Task details: Repeat each entry exactly; omit all pictures.
....
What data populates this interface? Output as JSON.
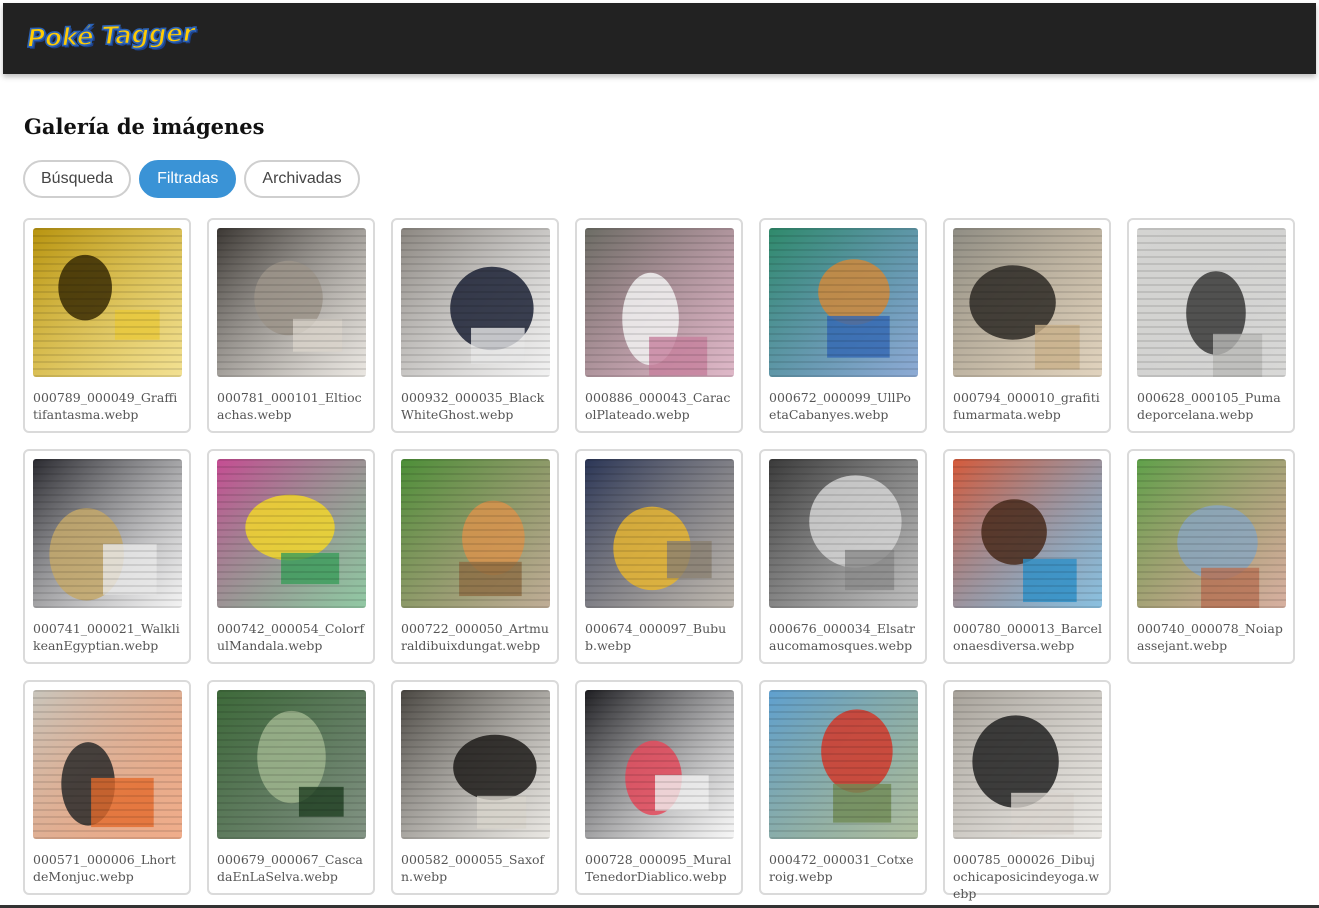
{
  "app": {
    "logo_text": "Poké Tagger"
  },
  "page": {
    "title": "Galería de imágenes"
  },
  "tabs": [
    {
      "label": "Búsqueda",
      "active": false
    },
    {
      "label": "Filtradas",
      "active": true
    },
    {
      "label": "Archivadas",
      "active": false
    }
  ],
  "gallery": [
    {
      "filename": "000789_000049_Graffitifantasma.webp",
      "thumb": {
        "bg": "#b89410",
        "fg": "#3a2c04",
        "accent": "#e8c83a"
      }
    },
    {
      "filename": "000781_000101_Eltiocachas.webp",
      "thumb": {
        "bg": "#3b3733",
        "fg": "#9c948a",
        "accent": "#d9d3ca"
      }
    },
    {
      "filename": "000932_000035_BlackWhiteGhost.webp",
      "thumb": {
        "bg": "#8b8680",
        "fg": "#1c2236",
        "accent": "#e7e7e7"
      }
    },
    {
      "filename": "000886_000043_CaracolPlateado.webp",
      "thumb": {
        "bg": "#6b6c64",
        "fg": "#f3f3f3",
        "accent": "#c57f9c"
      }
    },
    {
      "filename": "000672_000099_UllPoetaCabanyes.webp",
      "thumb": {
        "bg": "#2f8a6a",
        "fg": "#d08a3c",
        "accent": "#3267b3"
      }
    },
    {
      "filename": "000794_000010_grafitifumarmata.webp",
      "thumb": {
        "bg": "#8f8d84",
        "fg": "#2e2a26",
        "accent": "#c9b08a"
      }
    },
    {
      "filename": "000628_000105_Pumadeporcelana.webp",
      "thumb": {
        "bg": "#d4d4d2",
        "fg": "#3a3a3a",
        "accent": "#b9b9b7"
      }
    },
    {
      "filename": "000741_000021_WalklikeanEgyptian.webp",
      "thumb": {
        "bg": "#2a2a30",
        "fg": "#c4a86a",
        "accent": "#e9e9e9"
      }
    },
    {
      "filename": "000742_000054_ColorfulMandala.webp",
      "thumb": {
        "bg": "#c64c93",
        "fg": "#f2d62b",
        "accent": "#3a9c5a"
      }
    },
    {
      "filename": "000722_000050_Artmuraldibuixdungat.webp",
      "thumb": {
        "bg": "#4c8f38",
        "fg": "#d8934c",
        "accent": "#8c6b42"
      }
    },
    {
      "filename": "000674_000097_Bubub.webp",
      "thumb": {
        "bg": "#2a3556",
        "fg": "#e6b531",
        "accent": "#8a7f70"
      }
    },
    {
      "filename": "000676_000034_Elsatraucomamosques.webp",
      "thumb": {
        "bg": "#3a3a3a",
        "fg": "#d5d5d5",
        "accent": "#8a8a8a"
      }
    },
    {
      "filename": "000780_000013_Barcelonaesdiversa.webp",
      "thumb": {
        "bg": "#d65a3a",
        "fg": "#4a2b1c",
        "accent": "#2c8ec7"
      }
    },
    {
      "filename": "000740_000078_Noiapassejant.webp",
      "thumb": {
        "bg": "#5fa14a",
        "fg": "#8aa6c0",
        "accent": "#b77054"
      }
    },
    {
      "filename": "000571_000006_LhortdeMonjuc.webp",
      "thumb": {
        "bg": "#c9c6bd",
        "fg": "#2b2b2b",
        "accent": "#e46b2d"
      }
    },
    {
      "filename": "000679_000067_CascadaEnLaSelva.webp",
      "thumb": {
        "bg": "#3e6a3a",
        "fg": "#9fb58e",
        "accent": "#1f3e22"
      }
    },
    {
      "filename": "000582_000055_Saxofn.webp",
      "thumb": {
        "bg": "#4a4742",
        "fg": "#1e1c1a",
        "accent": "#d8d4cc"
      }
    },
    {
      "filename": "000728_000095_MuralTenedorDiablico.webp",
      "thumb": {
        "bg": "#1e1e22",
        "fg": "#e44a5c",
        "accent": "#f0f0f0"
      }
    },
    {
      "filename": "000472_000031_Cotxeroig.webp",
      "thumb": {
        "bg": "#5fa0d0",
        "fg": "#d23a2c",
        "accent": "#6f8a54"
      }
    },
    {
      "filename": "000785_000026_Dibujochicaposicindeyoga.webp",
      "thumb": {
        "bg": "#a7a29a",
        "fg": "#232323",
        "accent": "#d9d5ce"
      }
    }
  ]
}
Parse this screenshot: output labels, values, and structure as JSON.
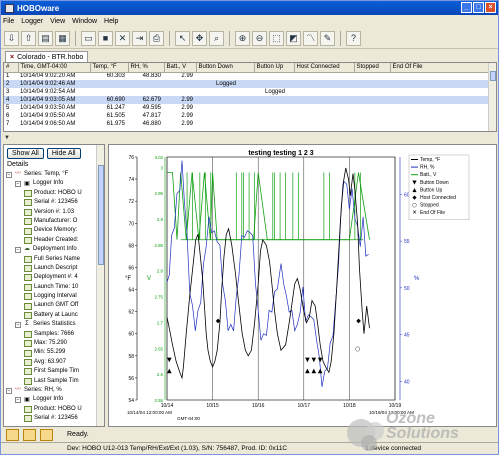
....
Result below:
What data populates this interface? Output as JSON.
{
  "app": {
    "logo_text": "Poké Tagger"
  },
  "page": {
    "title": "Galería de imágenes"
  },
  "tabs": [
    {
      "label": "Búsqueda",
      "active": false
    },
    {
      "label": "Filtradas",
      "active": true
    },
    {
      "label": "Archivadas",
      "active": false
    }
  ],
  "gallery": [
    {
      "filename": "000789_000049_Graffitifantasma.webp",
      "thumb": {
        "bg": "#b89410",
        "fg": "#3a2c04",
        "accent": "#e8c83a"
      }
    },
    {
      "filename": "000781_000101_Eltiocachas.webp",
      "thumb": {
        "bg": "#3b3733",
        "fg": "#9c948a",
        "accent": "#d9d3ca"
      }
    },
    {
      "filename": "000932_000035_BlackWhiteGhost.webp",
      "thumb": {
        "bg": "#8b8680",
        "fg": "#1c2236",
        "accent": "#e7e7e7"
      }
    },
    {
      "filename": "000886_000043_CaracolPlateado.webp",
      "thumb": {
        "bg": "#6b6c64",
        "fg": "#f3f3f3",
        "accent": "#c57f9c"
      }
    },
    {
      "filename": "000672_000099_UllPoetaCabanyes.webp",
      "thumb": {
        "bg": "#2f8a6a",
        "fg": "#d08a3c",
        "accent": "#3267b3"
      }
    },
    {
      "filename": "000794_000010_grafitifumarmata.webp",
      "thumb": {
        "bg": "#8f8d84",
        "fg": "#2e2a26",
        "accent": "#c9b08a"
      }
    },
    {
      "filename": "000628_000105_Pumadeporcelana.webp",
      "thumb": {
        "bg": "#d4d4d2",
        "fg": "#3a3a3a",
        "accent": "#b9b9b7"
      }
    },
    {
      "filename": "000741_000021_WalklikeanEgyptian.webp",
      "thumb": {
        "bg": "#2a2a30",
        "fg": "#c4a86a",
        "accent": "#e9e9e9"
      }
    },
    {
      "filename": "000742_000054_ColorfulMandala.webp",
      "thumb": {
        "bg": "#c64c93",
        "fg": "#f2d62b",
        "accent": "#3a9c5a"
      }
    },
    {
      "filename": "000722_000050_Artmuraldibuixdungat.webp",
      "thumb": {
        "bg": "#4c8f38",
        "fg": "#d8934c",
        "accent": "#8c6b42"
      }
    },
    {
      "filename": "000674_000097_Bubub.webp",
      "thumb": {
        "bg": "#2a3556",
        "fg": "#e6b531",
        "accent": "#8a7f70"
      }
    },
    {
      "filename": "000676_000034_Elsatraucomamosques.webp",
      "thumb": {
        "bg": "#3a3a3a",
        "fg": "#d5d5d5",
        "accent": "#8a8a8a"
      }
    },
    {
      "filename": "000780_000013_Barcelonaesdiversa.webp",
      "thumb": {
        "bg": "#d65a3a",
        "fg": "#4a2b1c",
        "accent": "#2c8ec7"
      }
    },
    {
      "filename": "000740_000078_Noiapassejant.webp",
      "thumb": {
        "bg": "#5fa14a",
        "fg": "#8aa6c0",
        "accent": "#b77054"
      }
    },
    {
      "filename": "000571_000006_LhortdeMonjuc.webp",
      "thumb": {
        "bg": "#c9c6bd",
        "fg": "#2b2b2b",
        "accent": "#e46b2d"
      }
    },
    {
      "filename": "000679_000067_CascadaEnLaSelva.webp",
      "thumb": {
        "bg": "#3e6a3a",
        "fg": "#9fb58e",
        "accent": "#1f3e22"
      }
    },
    {
      "filename": "000582_000055_Saxofn.webp",
      "thumb": {
        "bg": "#4a4742",
        "fg": "#1e1c1a",
        "accent": "#d8d4cc"
      }
    },
    {
      "filename": "000728_000095_MuralTenedorDiablico.webp",
      "thumb": {
        "bg": "#1e1e22",
        "fg": "#e44a5c",
        "accent": "#f0f0f0"
      }
    },
    {
      "filename": "000472_000031_Cotxeroig.webp",
      "thumb": {
        "bg": "#5fa0d0",
        "fg": "#d23a2c",
        "accent": "#6f8a54"
      }
    },
    {
      "filename": "000785_000026_Dibujochicaposicindeyoga.webp",
      "thumb": {
        "bg": "#a7a29a",
        "fg": "#232323",
        "accent": "#d9d5ce"
      }
    }
  ]
}
Parse this screenshot: output labels, values, and structure as JSON.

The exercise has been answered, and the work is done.